Newly named Michigan Economic Development Corp. President and CEO Michael Finney said the state’s revamped strategy for economic development includes placing MEDC staff in offices spread around the state.
In a Friday interview after Gov. Rick Snyder’s State of the State speech on Wednesday, Finney said he hopes to have eight to 10 such locations by year’s end as part of the MEDC’s improvement plans. The staff would be housed in offices of local or regional groups that promote economic development.
Other priorities include improving business retention efforts, serving as an information best-practices clearinghouse, supporting entrepreneurs and broadening the state’s 21st Century Jobs Fund.
Finney, also group executive for economic growth, said embedding MEDC staff to work full time in locations around the state will enable the agency to work more efficiently and effectively with local organizations, share information and eliminate duplication of efforts.
“We intend to work very closely with key local partners around the state,” he said.
Finney, who was president and CEO of Ann Arbor Spark before Snyder picked him to run the MEDC, said the agency is determining where the non-Lansing staff will work.
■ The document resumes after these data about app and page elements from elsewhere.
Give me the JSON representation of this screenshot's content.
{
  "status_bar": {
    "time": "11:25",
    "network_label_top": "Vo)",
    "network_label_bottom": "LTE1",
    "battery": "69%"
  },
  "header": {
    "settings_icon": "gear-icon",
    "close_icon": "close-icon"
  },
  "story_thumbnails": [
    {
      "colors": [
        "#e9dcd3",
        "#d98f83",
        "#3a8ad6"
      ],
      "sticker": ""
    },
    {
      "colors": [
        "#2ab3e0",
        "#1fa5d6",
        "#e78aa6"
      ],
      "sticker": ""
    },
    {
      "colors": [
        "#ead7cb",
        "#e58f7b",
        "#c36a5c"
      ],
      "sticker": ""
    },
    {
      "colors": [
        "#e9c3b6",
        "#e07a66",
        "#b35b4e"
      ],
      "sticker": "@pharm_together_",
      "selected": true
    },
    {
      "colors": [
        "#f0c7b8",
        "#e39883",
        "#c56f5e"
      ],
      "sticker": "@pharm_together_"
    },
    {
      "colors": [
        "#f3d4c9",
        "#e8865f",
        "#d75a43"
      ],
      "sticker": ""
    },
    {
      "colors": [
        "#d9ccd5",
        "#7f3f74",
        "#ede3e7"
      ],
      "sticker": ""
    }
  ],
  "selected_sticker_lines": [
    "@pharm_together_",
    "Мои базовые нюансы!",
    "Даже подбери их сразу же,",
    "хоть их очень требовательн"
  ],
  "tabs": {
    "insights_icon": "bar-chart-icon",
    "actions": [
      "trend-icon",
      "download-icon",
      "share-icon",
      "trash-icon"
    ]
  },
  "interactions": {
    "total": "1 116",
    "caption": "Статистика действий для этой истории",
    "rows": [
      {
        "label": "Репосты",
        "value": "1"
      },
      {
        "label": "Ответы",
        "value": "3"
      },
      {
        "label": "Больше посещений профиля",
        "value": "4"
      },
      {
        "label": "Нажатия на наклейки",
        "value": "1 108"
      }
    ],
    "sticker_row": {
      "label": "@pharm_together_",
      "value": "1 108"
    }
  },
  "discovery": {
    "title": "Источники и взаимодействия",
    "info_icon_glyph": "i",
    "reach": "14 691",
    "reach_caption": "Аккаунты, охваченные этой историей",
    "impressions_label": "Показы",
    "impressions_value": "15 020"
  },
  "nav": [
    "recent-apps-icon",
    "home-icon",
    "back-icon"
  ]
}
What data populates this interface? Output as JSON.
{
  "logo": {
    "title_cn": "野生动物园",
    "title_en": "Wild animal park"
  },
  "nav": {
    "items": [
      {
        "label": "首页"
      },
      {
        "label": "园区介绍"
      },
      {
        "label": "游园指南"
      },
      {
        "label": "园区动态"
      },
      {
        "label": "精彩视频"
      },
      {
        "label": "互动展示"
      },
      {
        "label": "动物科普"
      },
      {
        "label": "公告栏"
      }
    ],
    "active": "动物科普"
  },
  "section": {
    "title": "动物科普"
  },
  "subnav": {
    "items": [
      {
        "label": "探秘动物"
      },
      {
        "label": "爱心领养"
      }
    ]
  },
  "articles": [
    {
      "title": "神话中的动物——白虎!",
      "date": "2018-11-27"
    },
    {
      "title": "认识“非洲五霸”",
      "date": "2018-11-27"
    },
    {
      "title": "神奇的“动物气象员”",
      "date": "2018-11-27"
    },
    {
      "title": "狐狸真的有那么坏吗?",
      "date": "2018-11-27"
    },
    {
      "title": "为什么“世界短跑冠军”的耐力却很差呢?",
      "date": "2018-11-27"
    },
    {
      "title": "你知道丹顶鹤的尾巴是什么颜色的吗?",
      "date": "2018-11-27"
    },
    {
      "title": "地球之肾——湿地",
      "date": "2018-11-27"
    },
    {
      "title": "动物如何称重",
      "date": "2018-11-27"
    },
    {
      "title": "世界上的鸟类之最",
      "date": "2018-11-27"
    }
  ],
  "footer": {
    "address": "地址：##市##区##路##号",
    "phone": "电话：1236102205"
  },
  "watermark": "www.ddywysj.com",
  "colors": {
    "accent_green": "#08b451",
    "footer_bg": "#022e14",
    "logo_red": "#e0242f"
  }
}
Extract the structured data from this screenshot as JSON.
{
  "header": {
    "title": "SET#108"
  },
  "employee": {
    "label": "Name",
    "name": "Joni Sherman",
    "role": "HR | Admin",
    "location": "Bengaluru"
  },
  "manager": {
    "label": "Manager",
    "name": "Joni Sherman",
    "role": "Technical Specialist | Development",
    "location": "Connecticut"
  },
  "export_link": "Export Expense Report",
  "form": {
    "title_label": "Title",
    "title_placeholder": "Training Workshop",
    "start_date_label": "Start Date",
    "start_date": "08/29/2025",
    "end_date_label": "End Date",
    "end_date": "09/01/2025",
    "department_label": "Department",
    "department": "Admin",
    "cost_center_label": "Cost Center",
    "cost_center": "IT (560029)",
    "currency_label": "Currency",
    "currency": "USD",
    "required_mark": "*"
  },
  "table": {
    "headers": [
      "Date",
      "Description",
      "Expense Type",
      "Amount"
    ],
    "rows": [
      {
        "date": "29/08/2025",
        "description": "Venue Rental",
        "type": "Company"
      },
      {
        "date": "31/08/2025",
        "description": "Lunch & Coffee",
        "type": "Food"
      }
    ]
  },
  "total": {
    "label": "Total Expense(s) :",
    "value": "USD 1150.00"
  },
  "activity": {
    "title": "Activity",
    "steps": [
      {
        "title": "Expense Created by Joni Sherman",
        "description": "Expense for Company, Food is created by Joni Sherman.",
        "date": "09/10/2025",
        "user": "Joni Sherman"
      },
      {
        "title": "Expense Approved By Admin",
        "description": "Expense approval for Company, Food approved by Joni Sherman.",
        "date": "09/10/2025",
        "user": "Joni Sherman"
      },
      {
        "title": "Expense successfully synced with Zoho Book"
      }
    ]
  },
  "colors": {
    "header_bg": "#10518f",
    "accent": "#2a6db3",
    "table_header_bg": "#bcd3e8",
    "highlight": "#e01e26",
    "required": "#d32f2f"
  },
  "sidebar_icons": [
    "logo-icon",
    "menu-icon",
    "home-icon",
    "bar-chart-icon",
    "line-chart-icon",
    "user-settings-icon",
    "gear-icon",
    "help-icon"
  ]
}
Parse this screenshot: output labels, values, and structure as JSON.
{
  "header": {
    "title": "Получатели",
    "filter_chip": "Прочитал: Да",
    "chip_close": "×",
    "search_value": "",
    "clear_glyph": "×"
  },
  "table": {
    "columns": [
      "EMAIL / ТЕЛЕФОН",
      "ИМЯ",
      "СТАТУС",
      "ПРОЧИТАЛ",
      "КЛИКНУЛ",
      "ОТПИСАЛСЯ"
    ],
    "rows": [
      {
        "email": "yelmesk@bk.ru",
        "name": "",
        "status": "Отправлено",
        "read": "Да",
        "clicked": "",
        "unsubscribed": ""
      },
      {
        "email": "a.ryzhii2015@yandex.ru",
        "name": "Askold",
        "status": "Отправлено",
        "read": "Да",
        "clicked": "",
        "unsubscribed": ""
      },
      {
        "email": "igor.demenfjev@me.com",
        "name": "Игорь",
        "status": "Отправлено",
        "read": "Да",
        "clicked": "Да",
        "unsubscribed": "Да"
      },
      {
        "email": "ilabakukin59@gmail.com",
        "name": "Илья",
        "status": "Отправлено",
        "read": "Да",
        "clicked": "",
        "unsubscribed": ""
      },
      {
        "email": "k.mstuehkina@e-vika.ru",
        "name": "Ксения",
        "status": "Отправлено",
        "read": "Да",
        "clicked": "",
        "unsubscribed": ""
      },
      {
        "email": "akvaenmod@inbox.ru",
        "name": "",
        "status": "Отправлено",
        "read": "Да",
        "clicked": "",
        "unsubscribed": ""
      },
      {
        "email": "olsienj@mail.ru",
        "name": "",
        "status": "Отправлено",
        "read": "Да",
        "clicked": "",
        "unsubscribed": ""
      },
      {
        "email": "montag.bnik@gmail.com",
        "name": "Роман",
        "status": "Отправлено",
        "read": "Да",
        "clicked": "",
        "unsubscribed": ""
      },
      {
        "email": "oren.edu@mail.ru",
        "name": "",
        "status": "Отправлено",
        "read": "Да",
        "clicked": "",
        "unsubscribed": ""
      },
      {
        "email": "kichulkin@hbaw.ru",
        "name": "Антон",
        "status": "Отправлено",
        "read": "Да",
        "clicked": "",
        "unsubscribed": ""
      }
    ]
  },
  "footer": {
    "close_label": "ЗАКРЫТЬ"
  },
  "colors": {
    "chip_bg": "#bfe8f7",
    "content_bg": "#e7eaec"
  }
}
He said the move would aid the MEDC in its emphasis on helping and building businesses that are already in Michigan.
Another move, also highlighted by Snyder last week, is to have the MEDC serve as a clearinghouse for best practices that can be emulated in regions throughout the state.
For example, international trade programs developed by Southeast Michigan’s Automation Alley might be used or duplicated in other parts of the state. Finney said that as an incentive the MEDC will offer financial assistance for entities to work together.
The concept is “to take our best ideas that we have, things that are working in communities throughout our state and, where appropriate, extend that to other communities that are interested,” he said.
In another statewide outreach, the MEDC is looking to connect entrepreneurs, management talent and job seekers with established employers — including offering statewide job posting services to companies that expand, locate or start a business in Michigan.
For example, there will be online public access to information when companies, such as those receiving assistance through the Michigan Economic Growth Authority, announce projects and jobs.
While the state is bolstering its efforts geographically, it is also looking to broaden the types of companies it assists.
New appointments and promotions announced on Friday are part of that plan. Oakland County Deputy Executive Doug Smith will leave the county for a senior vice president post at the MEDC next month. He will head up economic attraction programs and coordination with agencies such as the Detroit Regional Chamberand its Detroit Economic Partnership, Automation Alley, The Right Place in Grand Rapids, the West Michigan Alliance and others.
Joining the MEDC will be Amy Cell, vice president of talent enhancement and entrepreneurial education for Ann Arbor Spark, who starts Jan. 31 as senior vice president of talent enhancement. Martin Dober, vice president of new markets at MEDC, has been promoted to senior vice president of the entrepreneurship and innovation team.
Dober’s team will focus on programs that encourage entrepreneurship and innovation; Cell is charged with directing MEDC talent programs to support entrepreneurship, attraction and retention, as well as “economic gardening” — helping existing companies grow.
Snyder last week called on lawmakers to revamp the scope of the state’s 21st Century Jobs Fund and remove restrictions on what industries can receive its support.
The idea is to cast a wide net for companies that have significant potential for growth, including in such areas as software and agriculture.
“The role of government is to support success, not pick winners and losers,” Snyder said.
The effort to work more closely with regional groups is something that the Michigan Economic Developers Association sees as a good move, while awaiting more details.
“I think from the standpoint of getting closer to the communities, it is a real positive step,” said John Avery, executive director of the association.
The group, in a report last year that laid out a blueprint to remake state economic development strategy, among other things cited the need to revamp responsibility for business retention calls.
The association said in its report that lack of coordination and communication on retention calls led to “duplications at best and missed opportunities at the worst.”